■ Your task: Please filter the data down to the lines that include the word "Membership" and copy them.

*** Data for this exercise

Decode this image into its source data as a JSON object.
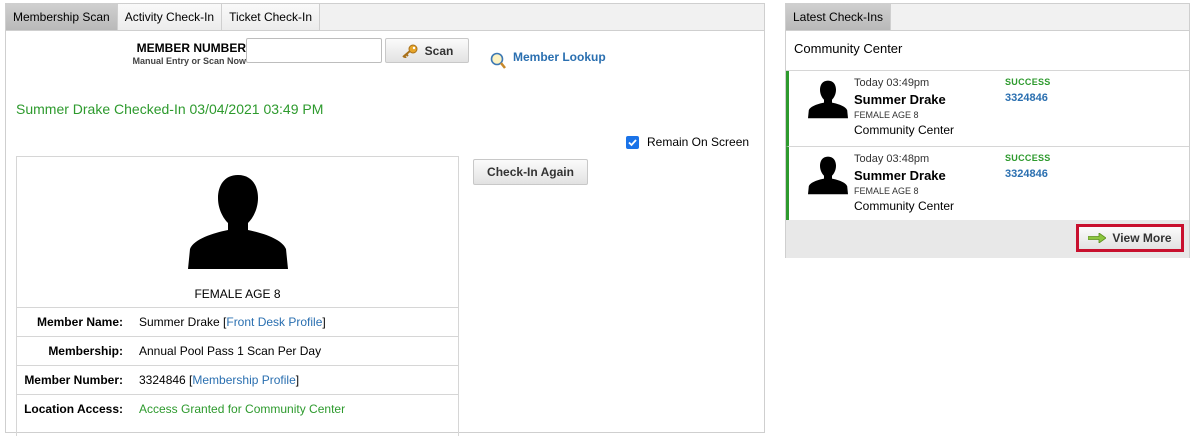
{
  "tabs": [
    "Membership Scan",
    "Activity Check-In",
    "Ticket Check-In"
  ],
  "scan_form": {
    "label": "MEMBER NUMBER",
    "sublabel": "Manual Entry or Scan Now",
    "input_value": "",
    "scan_button": "Scan",
    "lookup_link": "Member Lookup"
  },
  "checked_in_message": "Summer Drake Checked-In 03/04/2021 03:49 PM",
  "remain_on_screen": {
    "label": "Remain On Screen",
    "checked": true
  },
  "checkin_again_button": "Check-In Again",
  "member_card": {
    "age_label": "FEMALE AGE 8",
    "rows": [
      {
        "key": "Member Name:",
        "value": "Summer Drake [",
        "link": "Front Desk Profile",
        "suffix": "]"
      },
      {
        "key": "Membership:",
        "value": "Annual Pool Pass 1 Scan Per Day"
      },
      {
        "key": "Member Number:",
        "value": "3324846 [",
        "link": "Membership Profile",
        "suffix": "]"
      },
      {
        "key": "Location Access:",
        "value": "Access Granted for Community Center"
      }
    ]
  },
  "latest": {
    "tab": "Latest Check-Ins",
    "location": "Community Center",
    "entries": [
      {
        "time": "Today 03:49pm",
        "name": "Summer Drake",
        "demo": "FEMALE AGE 8",
        "location": "Community Center",
        "status": "SUCCESS",
        "number": "3324846"
      },
      {
        "time": "Today 03:48pm",
        "name": "Summer Drake",
        "demo": "FEMALE AGE 8",
        "location": "Community Center",
        "status": "SUCCESS",
        "number": "3324846"
      }
    ],
    "view_more": "View More"
  },
  "colors": {
    "success_green": "#2d9a2d",
    "link_blue": "#2a6fb0",
    "highlight_red": "#c8102e",
    "checkbox_blue": "#1a73e8"
  },
  "icons": {
    "scan": "key-icon",
    "lookup": "magnifier-icon",
    "view_more": "arrow-right-icon",
    "member_photo": "person-silhouette-icon"
  }
}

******

■ Response to the exercise:
    "Membership Scan",
        "key": "Membership:",
        "link": "Membership Profile",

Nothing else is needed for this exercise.